The president can’t defend his policies, “so what he does is attack us personally and that is what this is all about,” Ocasio-Cortez agreed. “He can’t look a child in the face and look all Americans in the face to justify why this country is throwing [them] in cages,” referring to migrant detention camps on the Southwest border.

“Despite the occupant of the White House’s attempt to marginalize us and silence us, please know we are more than four people,” Pressley said. “We ran on a mandate to represent those … left behind.”

Elected Republican officials were largely silent on Sunday, but several condemned Trump’s language on Monday, collectively forming some of the most significant pushback the president has seen from fellow Republicans.

“I am confident that every Member of Congress is a committed American,” tweeted Rep. Michael R. Turner (R-Ohio). Trump’s tweets “were racist and he should apologize. We must work as a country to rise above hate, not enable it.”

Some of the president’s sometime-critics — including Republicans Rep. Will Hurd of Texas and Sens. Lisa Murkowski of Alaska and Susan Collins of Maine — spoke out.

So did Sen. Mitt Romney of Utah, who called Trump’s comments “destructive, demeaning, and disunifying” in a tweet. He added, “People can disagree over politics and policy, but telling American citizens to go back to where they came from is over the line.”

But unexpected critics arose, too.

Sen. Patrick J. Toomey (R-Pa.) said Trump “was wrong to suggest that four left-wing congresswomen should go back to where they came from. Three of the four were born in America and the citizenship of all four is as valid as mine.”

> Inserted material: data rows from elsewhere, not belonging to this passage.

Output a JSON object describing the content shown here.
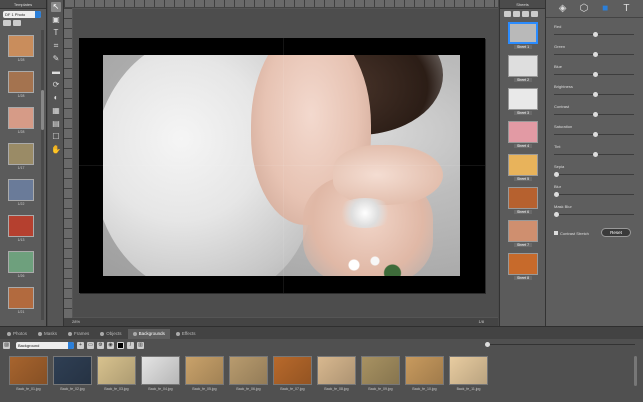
{
  "templates": {
    "title": "Templates",
    "select_value": "DF 1 Photo",
    "items": [
      {
        "label": "1/28",
        "color": "#c98d5c"
      },
      {
        "label": "1/28",
        "color": "#a4734f"
      },
      {
        "label": "1/28",
        "color": "#d69b87"
      },
      {
        "label": "1/17",
        "color": "#9a8b66"
      },
      {
        "label": "1/22",
        "color": "#6a7b99"
      },
      {
        "label": "1/13",
        "color": "#b5402f"
      },
      {
        "label": "1/26",
        "color": "#6ea07d"
      },
      {
        "label": "1/21",
        "color": "#b26a3e"
      }
    ]
  },
  "tools": [
    "↖",
    "▣",
    "T",
    "⌗",
    "✎",
    "▬",
    "⟳",
    "◐",
    "▦",
    "▤",
    "☐",
    "✋"
  ],
  "canvas": {
    "zoom": "28%",
    "page": "1/8"
  },
  "sheets": {
    "title": "Sheets",
    "items": [
      {
        "label": "Sheet 1",
        "color": "#b9b9b9"
      },
      {
        "label": "Sheet 2",
        "color": "#dedede"
      },
      {
        "label": "Sheet 3",
        "color": "#e9e9e9"
      },
      {
        "label": "Sheet 4",
        "color": "#e29aa4"
      },
      {
        "label": "Sheet 5",
        "color": "#e8b35b"
      },
      {
        "label": "Sheet 6",
        "color": "#b6612f"
      },
      {
        "label": "Sheet 7",
        "color": "#cf8f6f"
      },
      {
        "label": "Sheet 8",
        "color": "#c76a2b"
      }
    ]
  },
  "adjustments": {
    "tab_icons": [
      "layers-icon",
      "cube-icon",
      "square-icon",
      "text-icon"
    ],
    "sliders": [
      {
        "label": "Red",
        "value": 0.5
      },
      {
        "label": "Green",
        "value": 0.5
      },
      {
        "label": "Blue",
        "value": 0.5
      },
      {
        "label": "Brightness",
        "value": 0.5
      },
      {
        "label": "Contrast",
        "value": 0.5
      },
      {
        "label": "Saturation",
        "value": 0.5
      },
      {
        "label": "Tint",
        "value": 0.5
      },
      {
        "label": "Sepia",
        "value": 0.0
      },
      {
        "label": "Blur",
        "value": 0.0
      },
      {
        "label": "Mask Blur",
        "value": 0.0
      }
    ],
    "contrast_stretch_label": "Contrast Stretch",
    "reset_label": "Reset"
  },
  "bottom": {
    "tabs": [
      {
        "label": "Photos",
        "active": false
      },
      {
        "label": "Masks",
        "active": false
      },
      {
        "label": "Frames",
        "active": false
      },
      {
        "label": "Objects",
        "active": false
      },
      {
        "label": "Backgrounds",
        "active": true
      },
      {
        "label": "Effects",
        "active": false
      }
    ],
    "select_value": "Background",
    "backgrounds": [
      {
        "label": "Back_fe_01.jpg",
        "color": "#a7642e"
      },
      {
        "label": "Back_fe_02.jpg",
        "color": "#2f3f54"
      },
      {
        "label": "Back_fe_03.jpg",
        "color": "#d8c28e"
      },
      {
        "label": "Back_fe_04.jpg",
        "color": "#e4e4e4"
      },
      {
        "label": "Back_fe_05.jpg",
        "color": "#c9a26a"
      },
      {
        "label": "Back_fe_06.jpg",
        "color": "#b89b6e"
      },
      {
        "label": "Back_fe_07.jpg",
        "color": "#b8692b"
      },
      {
        "label": "Back_fe_08.jpg",
        "color": "#d8b88f"
      },
      {
        "label": "Back_fe_09.jpg",
        "color": "#a89262"
      },
      {
        "label": "Back_fe_10.jpg",
        "color": "#c89a5e"
      },
      {
        "label": "Back_fe_11.jpg",
        "color": "#e8cca0"
      }
    ]
  },
  "colors": {
    "accent": "#2b7fd9",
    "selected_sheet": "#2b8cff"
  }
}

Some Republicans supported Trump, however, suggesting that his mark on GOP politics would probably continue even after he leaves office.

“There’s no question that the members of Congress that @realDonaldTrump called out have absolutely said anti-American and anti-Semitic things. I’ll pay for their tickets out of this country if they just tell me where they’d rather be,” tweeted Rep. Ralph Abraham (R-La.)...